**ABOUT THIS EXERCISE:**
Every record below, from first to last, should be copied exactly; leave the pictures out.
--- DATASET ENTRIES Enclosed Below ---
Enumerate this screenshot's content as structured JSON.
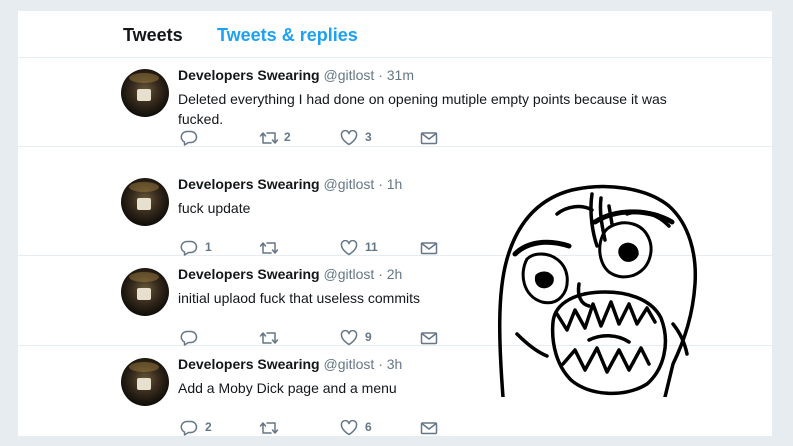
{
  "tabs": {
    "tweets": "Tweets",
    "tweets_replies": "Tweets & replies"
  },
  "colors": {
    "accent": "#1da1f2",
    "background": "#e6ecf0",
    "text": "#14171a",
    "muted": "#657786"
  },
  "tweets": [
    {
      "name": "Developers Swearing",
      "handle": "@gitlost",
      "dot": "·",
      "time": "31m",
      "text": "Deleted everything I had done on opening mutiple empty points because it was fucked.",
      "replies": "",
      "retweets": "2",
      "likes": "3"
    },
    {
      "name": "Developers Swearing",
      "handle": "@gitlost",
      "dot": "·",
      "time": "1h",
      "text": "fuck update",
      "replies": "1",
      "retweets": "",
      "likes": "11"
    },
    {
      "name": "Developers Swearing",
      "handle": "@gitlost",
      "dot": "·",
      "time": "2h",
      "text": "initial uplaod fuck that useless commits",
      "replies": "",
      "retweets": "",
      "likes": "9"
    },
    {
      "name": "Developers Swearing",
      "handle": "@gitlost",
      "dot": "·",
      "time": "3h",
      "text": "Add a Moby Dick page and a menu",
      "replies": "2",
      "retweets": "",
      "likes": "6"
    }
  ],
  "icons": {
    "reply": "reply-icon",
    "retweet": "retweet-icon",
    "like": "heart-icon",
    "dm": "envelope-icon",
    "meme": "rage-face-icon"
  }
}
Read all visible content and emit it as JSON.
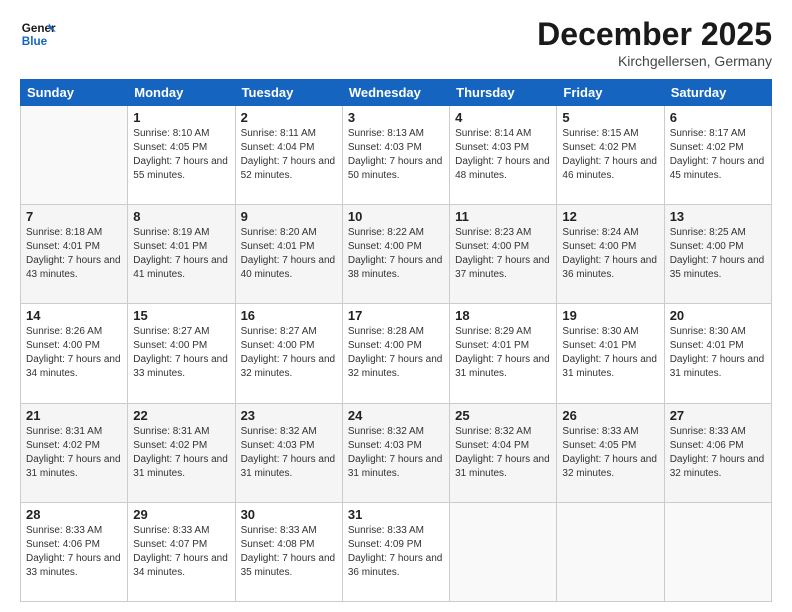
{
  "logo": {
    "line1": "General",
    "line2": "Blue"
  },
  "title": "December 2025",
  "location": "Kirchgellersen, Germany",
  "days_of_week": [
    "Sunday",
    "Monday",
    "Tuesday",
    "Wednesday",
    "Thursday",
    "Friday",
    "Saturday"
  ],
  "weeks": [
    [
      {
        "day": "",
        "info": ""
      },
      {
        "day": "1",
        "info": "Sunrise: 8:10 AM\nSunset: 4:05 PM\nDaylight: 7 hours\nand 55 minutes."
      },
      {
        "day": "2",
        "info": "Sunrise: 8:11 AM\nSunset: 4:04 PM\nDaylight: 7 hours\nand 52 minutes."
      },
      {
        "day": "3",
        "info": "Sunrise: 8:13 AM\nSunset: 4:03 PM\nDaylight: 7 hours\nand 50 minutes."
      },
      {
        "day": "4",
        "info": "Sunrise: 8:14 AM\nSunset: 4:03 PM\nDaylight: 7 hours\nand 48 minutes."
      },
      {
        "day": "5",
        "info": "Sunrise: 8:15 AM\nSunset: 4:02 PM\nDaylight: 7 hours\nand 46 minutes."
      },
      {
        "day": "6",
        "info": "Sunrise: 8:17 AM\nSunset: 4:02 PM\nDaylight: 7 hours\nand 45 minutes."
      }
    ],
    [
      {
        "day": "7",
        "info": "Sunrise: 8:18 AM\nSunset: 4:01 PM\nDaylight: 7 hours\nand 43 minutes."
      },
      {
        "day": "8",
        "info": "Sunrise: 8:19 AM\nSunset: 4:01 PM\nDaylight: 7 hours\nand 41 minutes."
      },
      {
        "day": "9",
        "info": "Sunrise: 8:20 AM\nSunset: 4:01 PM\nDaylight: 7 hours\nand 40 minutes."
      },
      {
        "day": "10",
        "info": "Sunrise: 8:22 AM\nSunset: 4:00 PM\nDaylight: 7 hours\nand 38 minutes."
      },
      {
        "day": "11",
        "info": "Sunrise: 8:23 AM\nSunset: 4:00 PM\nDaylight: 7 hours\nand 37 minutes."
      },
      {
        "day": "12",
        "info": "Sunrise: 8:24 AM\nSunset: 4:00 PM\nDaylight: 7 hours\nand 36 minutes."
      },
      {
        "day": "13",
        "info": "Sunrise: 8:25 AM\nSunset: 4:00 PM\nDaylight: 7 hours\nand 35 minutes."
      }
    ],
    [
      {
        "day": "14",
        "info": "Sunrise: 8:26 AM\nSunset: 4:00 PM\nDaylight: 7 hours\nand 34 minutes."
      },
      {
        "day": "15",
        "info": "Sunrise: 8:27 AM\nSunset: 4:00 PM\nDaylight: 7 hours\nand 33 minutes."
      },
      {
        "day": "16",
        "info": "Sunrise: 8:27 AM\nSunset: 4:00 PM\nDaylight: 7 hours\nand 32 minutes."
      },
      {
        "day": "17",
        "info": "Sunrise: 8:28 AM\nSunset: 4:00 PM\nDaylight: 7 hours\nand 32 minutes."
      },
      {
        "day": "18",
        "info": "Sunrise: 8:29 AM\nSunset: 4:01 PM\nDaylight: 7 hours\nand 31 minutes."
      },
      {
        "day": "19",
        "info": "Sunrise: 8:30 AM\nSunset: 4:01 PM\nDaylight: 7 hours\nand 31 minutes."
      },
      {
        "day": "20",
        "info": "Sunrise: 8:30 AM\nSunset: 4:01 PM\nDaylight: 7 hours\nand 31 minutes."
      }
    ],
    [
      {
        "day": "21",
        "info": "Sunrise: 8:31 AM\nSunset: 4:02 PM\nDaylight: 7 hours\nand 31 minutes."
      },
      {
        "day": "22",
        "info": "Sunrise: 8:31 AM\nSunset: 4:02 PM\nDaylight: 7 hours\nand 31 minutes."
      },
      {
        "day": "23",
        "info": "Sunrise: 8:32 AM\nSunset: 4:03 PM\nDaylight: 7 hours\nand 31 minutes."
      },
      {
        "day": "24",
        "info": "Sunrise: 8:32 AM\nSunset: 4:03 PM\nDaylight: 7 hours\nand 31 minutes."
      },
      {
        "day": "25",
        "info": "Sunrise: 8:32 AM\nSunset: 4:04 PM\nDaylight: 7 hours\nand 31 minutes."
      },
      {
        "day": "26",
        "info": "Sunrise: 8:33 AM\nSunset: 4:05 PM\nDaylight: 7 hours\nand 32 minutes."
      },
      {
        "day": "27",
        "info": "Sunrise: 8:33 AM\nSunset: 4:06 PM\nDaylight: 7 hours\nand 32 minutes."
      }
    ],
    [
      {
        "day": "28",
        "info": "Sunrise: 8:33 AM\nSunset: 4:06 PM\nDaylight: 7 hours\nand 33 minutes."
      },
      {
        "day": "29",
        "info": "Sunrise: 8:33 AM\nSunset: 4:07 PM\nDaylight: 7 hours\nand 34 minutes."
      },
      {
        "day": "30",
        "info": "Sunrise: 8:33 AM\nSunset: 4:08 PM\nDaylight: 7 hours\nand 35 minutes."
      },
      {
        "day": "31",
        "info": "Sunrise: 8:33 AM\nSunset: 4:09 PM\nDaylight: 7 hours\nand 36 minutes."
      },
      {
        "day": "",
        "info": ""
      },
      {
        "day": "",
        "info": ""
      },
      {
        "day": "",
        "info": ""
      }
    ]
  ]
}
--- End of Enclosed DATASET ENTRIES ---
**ANSWER TO THIS EXERCISE:**
Enumerate this screenshot's content as structured JSON.
{
  "tabs": {
    "tweets": "Tweets",
    "tweets_replies": "Tweets & replies"
  },
  "colors": {
    "accent": "#1da1f2",
    "background": "#e6ecf0",
    "text": "#14171a",
    "muted": "#657786"
  },
  "tweets": [
    {
      "name": "Developers Swearing",
      "handle": "@gitlost",
      "dot": "·",
      "time": "31m",
      "text": "Deleted everything I had done on opening mutiple empty points because it was fucked.",
      "replies": "",
      "retweets": "2",
      "likes": "3"
    },
    {
      "name": "Developers Swearing",
      "handle": "@gitlost",
      "dot": "·",
      "time": "1h",
      "text": "fuck update",
      "replies": "1",
      "retweets": "",
      "likes": "11"
    },
    {
      "name": "Developers Swearing",
      "handle": "@gitlost",
      "dot": "·",
      "time": "2h",
      "text": "initial uplaod fuck that useless commits",
      "replies": "",
      "retweets": "",
      "likes": "9"
    },
    {
      "name": "Developers Swearing",
      "handle": "@gitlost",
      "dot": "·",
      "time": "3h",
      "text": "Add a Moby Dick page and a menu",
      "replies": "2",
      "retweets": "",
      "likes": "6"
    }
  ],
  "icons": {
    "reply": "reply-icon",
    "retweet": "retweet-icon",
    "like": "heart-icon",
    "dm": "envelope-icon",
    "meme": "rage-face-icon"
  }
}
Read all visible content and emit it as JSON.
{
  "logo": {
    "line1": "General",
    "line2": "Blue"
  },
  "title": "December 2025",
  "location": "Kirchgellersen, Germany",
  "days_of_week": [
    "Sunday",
    "Monday",
    "Tuesday",
    "Wednesday",
    "Thursday",
    "Friday",
    "Saturday"
  ],
  "weeks": [
    [
      {
        "day": "",
        "info": ""
      },
      {
        "day": "1",
        "info": "Sunrise: 8:10 AM\nSunset: 4:05 PM\nDaylight: 7 hours\nand 55 minutes."
      },
      {
        "day": "2",
        "info": "Sunrise: 8:11 AM\nSunset: 4:04 PM\nDaylight: 7 hours\nand 52 minutes."
      },
      {
        "day": "3",
        "info": "Sunrise: 8:13 AM\nSunset: 4:03 PM\nDaylight: 7 hours\nand 50 minutes."
      },
      {
        "day": "4",
        "info": "Sunrise: 8:14 AM\nSunset: 4:03 PM\nDaylight: 7 hours\nand 48 minutes."
      },
      {
        "day": "5",
        "info": "Sunrise: 8:15 AM\nSunset: 4:02 PM\nDaylight: 7 hours\nand 46 minutes."
      },
      {
        "day": "6",
        "info": "Sunrise: 8:17 AM\nSunset: 4:02 PM\nDaylight: 7 hours\nand 45 minutes."
      }
    ],
    [
      {
        "day": "7",
        "info": "Sunrise: 8:18 AM\nSunset: 4:01 PM\nDaylight: 7 hours\nand 43 minutes."
      },
      {
        "day": "8",
        "info": "Sunrise: 8:19 AM\nSunset: 4:01 PM\nDaylight: 7 hours\nand 41 minutes."
      },
      {
        "day": "9",
        "info": "Sunrise: 8:20 AM\nSunset: 4:01 PM\nDaylight: 7 hours\nand 40 minutes."
      },
      {
        "day": "10",
        "info": "Sunrise: 8:22 AM\nSunset: 4:00 PM\nDaylight: 7 hours\nand 38 minutes."
      },
      {
        "day": "11",
        "info": "Sunrise: 8:23 AM\nSunset: 4:00 PM\nDaylight: 7 hours\nand 37 minutes."
      },
      {
        "day": "12",
        "info": "Sunrise: 8:24 AM\nSunset: 4:00 PM\nDaylight: 7 hours\nand 36 minutes."
      },
      {
        "day": "13",
        "info": "Sunrise: 8:25 AM\nSunset: 4:00 PM\nDaylight: 7 hours\nand 35 minutes."
      }
    ],
    [
      {
        "day": "14",
        "info": "Sunrise: 8:26 AM\nSunset: 4:00 PM\nDaylight: 7 hours\nand 34 minutes."
      },
      {
        "day": "15",
        "info": "Sunrise: 8:27 AM\nSunset: 4:00 PM\nDaylight: 7 hours\nand 33 minutes."
      },
      {
        "day": "16",
        "info": "Sunrise: 8:27 AM\nSunset: 4:00 PM\nDaylight: 7 hours\nand 32 minutes."
      },
      {
        "day": "17",
        "info": "Sunrise: 8:28 AM\nSunset: 4:00 PM\nDaylight: 7 hours\nand 32 minutes."
      },
      {
        "day": "18",
        "info": "Sunrise: 8:29 AM\nSunset: 4:01 PM\nDaylight: 7 hours\nand 31 minutes."
      },
      {
        "day": "19",
        "info": "Sunrise: 8:30 AM\nSunset: 4:01 PM\nDaylight: 7 hours\nand 31 minutes."
      },
      {
        "day": "20",
        "info": "Sunrise: 8:30 AM\nSunset: 4:01 PM\nDaylight: 7 hours\nand 31 minutes."
      }
    ],
    [
      {
        "day": "21",
        "info": "Sunrise: 8:31 AM\nSunset: 4:02 PM\nDaylight: 7 hours\nand 31 minutes."
      },
      {
        "day": "22",
        "info": "Sunrise: 8:31 AM\nSunset: 4:02 PM\nDaylight: 7 hours\nand 31 minutes."
      },
      {
        "day": "23",
        "info": "Sunrise: 8:32 AM\nSunset: 4:03 PM\nDaylight: 7 hours\nand 31 minutes."
      },
      {
        "day": "24",
        "info": "Sunrise: 8:32 AM\nSunset: 4:03 PM\nDaylight: 7 hours\nand 31 minutes."
      },
      {
        "day": "25",
        "info": "Sunrise: 8:32 AM\nSunset: 4:04 PM\nDaylight: 7 hours\nand 31 minutes."
      },
      {
        "day": "26",
        "info": "Sunrise: 8:33 AM\nSunset: 4:05 PM\nDaylight: 7 hours\nand 32 minutes."
      },
      {
        "day": "27",
        "info": "Sunrise: 8:33 AM\nSunset: 4:06 PM\nDaylight: 7 hours\nand 32 minutes."
      }
    ],
    [
      {
        "day": "28",
        "info": "Sunrise: 8:33 AM\nSunset: 4:06 PM\nDaylight: 7 hours\nand 33 minutes."
      },
      {
        "day": "29",
        "info": "Sunrise: 8:33 AM\nSunset: 4:07 PM\nDaylight: 7 hours\nand 34 minutes."
      },
      {
        "day": "30",
        "info": "Sunrise: 8:33 AM\nSunset: 4:08 PM\nDaylight: 7 hours\nand 35 minutes."
      },
      {
        "day": "31",
        "info": "Sunrise: 8:33 AM\nSunset: 4:09 PM\nDaylight: 7 hours\nand 36 minutes."
      },
      {
        "day": "",
        "info": ""
      },
      {
        "day": "",
        "info": ""
      },
      {
        "day": "",
        "info": ""
      }
    ]
  ]
}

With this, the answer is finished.